In addition, the credit union expanded its membership through a merger with the smaller Target Corporation Credit Union in 2011. The merger brought Baxter an additional potential 365,000 members nationwide, many of them of modest means and looking for a source for reliable, secure and affordable financial services.
Like other executives noting the mortgage phenomenon, Valentine reported that consumers who became Baxter members through the housing finance program usually learned about it through word of mouth.
“Somebody in one of our SEGs gets a really good mortgage deal or refinance from us and then they tell their buddy or their cousin or their other family member who also works for the company and we have another interested consumer,” Valentine said, adding that the housing finance works especially well for the credit union because a mortgage loan to a member who is really seeking one can be an anchoring product that may lead to cross-selling other products and services such as direct deposit and other loans.
Doug Leever, mortgage sales manager at the 54,000 member, $555 million Tropical Financial Credit Union in Miramar, Fla., said he is seeing an even more dramatic surge in interest from the public in its housing finance products.
“There has been a great deal of excitement in our mortgage products already from the HARP II program and also from the low interest rate environment and people’s willingness to look to a credit union,” Leever said.
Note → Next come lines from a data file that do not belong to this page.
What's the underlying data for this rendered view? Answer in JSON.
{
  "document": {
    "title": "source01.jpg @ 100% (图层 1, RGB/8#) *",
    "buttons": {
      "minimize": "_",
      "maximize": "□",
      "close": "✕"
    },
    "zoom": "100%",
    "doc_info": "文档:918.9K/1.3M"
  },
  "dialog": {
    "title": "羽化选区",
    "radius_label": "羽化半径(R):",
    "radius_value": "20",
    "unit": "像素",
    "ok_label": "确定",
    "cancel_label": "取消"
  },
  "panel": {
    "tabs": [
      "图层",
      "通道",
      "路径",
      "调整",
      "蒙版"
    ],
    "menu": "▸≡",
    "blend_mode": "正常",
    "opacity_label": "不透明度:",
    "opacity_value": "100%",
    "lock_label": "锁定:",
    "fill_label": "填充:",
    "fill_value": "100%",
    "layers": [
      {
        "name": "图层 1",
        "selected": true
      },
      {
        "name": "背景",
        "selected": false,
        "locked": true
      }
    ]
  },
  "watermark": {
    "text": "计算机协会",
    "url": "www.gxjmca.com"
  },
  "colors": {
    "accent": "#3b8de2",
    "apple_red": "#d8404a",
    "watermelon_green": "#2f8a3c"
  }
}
According to NCUA data, Tropical Financial made $39 million in mortgage loans in 2010, $67 million in mortgage loans in 2011 and $47 million as of June 30, 2012. Many of them were refinanced loans from current members. Some of the loans came from other financial institutions but a percentage also originated from people who had heard of the credit union’s mortgage deals from a friend or family member, Leever said.
“We have a community charter as well as SEGs so that gives people more avenues to hear from us,” Leever noted, adding the credit union was able to help people who were interested in a HARP II refinance more effectively than banks.
This very success in housing finance has led Tropical Financial to partner with CU Realty Services LLC, a Scottsdale, Ariz.-based housing finance CUSO that aims to help credit unions become a one-stop shop for their members' mortgage needs.
“This will enable members and potential members who are already thinking in theory about taking out a mortgage loan with us to really be able to do the research on where they might want to live, [and] what the schools are like, right from our site,” Leever said.
Still, as exciting as the mortgage surge is right now, Dorsa is not letting credit unions off the hook with marketing and building their housing finance programs.
“Even if credit unions had almost 100% penetration of their existing membership on mortgages, that would still leave a lot of Americans who could really use a hand with their mortgages,” Dorsa said. “Credit unions have to keep up the pace of letting people know what we can do.”